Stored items
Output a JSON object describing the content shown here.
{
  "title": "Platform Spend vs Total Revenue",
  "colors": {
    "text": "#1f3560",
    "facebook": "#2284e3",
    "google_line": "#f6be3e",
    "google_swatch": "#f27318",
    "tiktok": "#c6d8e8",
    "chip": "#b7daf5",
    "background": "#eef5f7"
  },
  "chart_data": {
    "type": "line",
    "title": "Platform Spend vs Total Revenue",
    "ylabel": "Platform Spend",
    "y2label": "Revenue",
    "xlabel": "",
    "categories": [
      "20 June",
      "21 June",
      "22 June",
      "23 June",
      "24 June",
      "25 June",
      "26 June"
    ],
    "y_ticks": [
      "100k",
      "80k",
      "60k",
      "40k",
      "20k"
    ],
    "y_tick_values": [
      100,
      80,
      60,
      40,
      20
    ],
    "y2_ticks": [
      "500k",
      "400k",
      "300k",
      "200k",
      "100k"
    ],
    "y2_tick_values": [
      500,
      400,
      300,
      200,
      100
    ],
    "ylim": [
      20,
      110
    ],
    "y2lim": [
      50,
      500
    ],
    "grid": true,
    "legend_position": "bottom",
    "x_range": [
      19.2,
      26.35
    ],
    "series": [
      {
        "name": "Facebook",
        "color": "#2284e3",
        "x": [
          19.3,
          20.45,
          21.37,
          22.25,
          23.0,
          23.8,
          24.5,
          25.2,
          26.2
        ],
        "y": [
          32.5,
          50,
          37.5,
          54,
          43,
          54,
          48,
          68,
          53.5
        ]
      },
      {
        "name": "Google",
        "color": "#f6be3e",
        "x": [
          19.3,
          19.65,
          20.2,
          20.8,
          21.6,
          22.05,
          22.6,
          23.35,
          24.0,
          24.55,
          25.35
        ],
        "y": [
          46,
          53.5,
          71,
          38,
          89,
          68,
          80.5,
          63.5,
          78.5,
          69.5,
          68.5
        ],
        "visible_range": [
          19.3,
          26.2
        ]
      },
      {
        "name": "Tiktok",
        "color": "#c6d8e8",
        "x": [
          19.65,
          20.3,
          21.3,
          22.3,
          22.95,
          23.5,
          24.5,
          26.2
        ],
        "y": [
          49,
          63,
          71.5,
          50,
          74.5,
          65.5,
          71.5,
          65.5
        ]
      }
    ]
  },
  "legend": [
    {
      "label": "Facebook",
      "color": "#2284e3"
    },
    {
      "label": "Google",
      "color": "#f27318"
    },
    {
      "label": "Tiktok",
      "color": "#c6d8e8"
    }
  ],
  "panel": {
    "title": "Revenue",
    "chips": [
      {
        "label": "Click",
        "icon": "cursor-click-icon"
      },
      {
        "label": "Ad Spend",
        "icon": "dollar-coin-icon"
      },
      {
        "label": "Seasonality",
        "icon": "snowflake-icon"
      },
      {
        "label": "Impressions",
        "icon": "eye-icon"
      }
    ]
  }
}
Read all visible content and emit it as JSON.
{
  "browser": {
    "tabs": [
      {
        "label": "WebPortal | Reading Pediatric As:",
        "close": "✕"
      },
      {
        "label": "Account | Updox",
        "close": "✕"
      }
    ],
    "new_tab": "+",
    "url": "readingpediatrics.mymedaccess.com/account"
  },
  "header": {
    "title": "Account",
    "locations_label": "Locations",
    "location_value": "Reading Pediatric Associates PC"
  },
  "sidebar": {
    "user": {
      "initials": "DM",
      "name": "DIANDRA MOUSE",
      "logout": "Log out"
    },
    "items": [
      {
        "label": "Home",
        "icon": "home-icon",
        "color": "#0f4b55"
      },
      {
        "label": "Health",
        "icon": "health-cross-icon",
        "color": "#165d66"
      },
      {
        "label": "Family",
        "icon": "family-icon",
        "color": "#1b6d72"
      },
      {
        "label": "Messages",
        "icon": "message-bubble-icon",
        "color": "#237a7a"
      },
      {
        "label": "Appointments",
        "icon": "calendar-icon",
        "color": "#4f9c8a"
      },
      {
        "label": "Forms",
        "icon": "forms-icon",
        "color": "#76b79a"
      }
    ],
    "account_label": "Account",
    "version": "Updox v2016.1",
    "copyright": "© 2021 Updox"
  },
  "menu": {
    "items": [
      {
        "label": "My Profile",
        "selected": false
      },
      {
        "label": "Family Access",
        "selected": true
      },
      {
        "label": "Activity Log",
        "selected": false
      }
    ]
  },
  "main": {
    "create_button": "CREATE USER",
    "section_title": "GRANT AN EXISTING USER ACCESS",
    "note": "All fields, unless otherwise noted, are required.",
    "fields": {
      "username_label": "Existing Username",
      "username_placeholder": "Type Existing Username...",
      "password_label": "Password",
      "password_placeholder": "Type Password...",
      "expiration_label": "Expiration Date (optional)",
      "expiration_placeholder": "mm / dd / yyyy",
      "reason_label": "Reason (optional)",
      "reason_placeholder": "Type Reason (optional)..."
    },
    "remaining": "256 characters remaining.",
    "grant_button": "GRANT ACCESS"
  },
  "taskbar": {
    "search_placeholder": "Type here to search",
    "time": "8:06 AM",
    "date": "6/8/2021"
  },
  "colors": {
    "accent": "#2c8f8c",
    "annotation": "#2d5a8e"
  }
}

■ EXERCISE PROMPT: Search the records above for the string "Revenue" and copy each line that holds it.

■ REPLY TO THE TASK:
  "title": "Platform Spend vs Total Revenue",
    "title": "Platform Spend vs Total Revenue",
    "y2label": "Revenue",
    "title": "Revenue",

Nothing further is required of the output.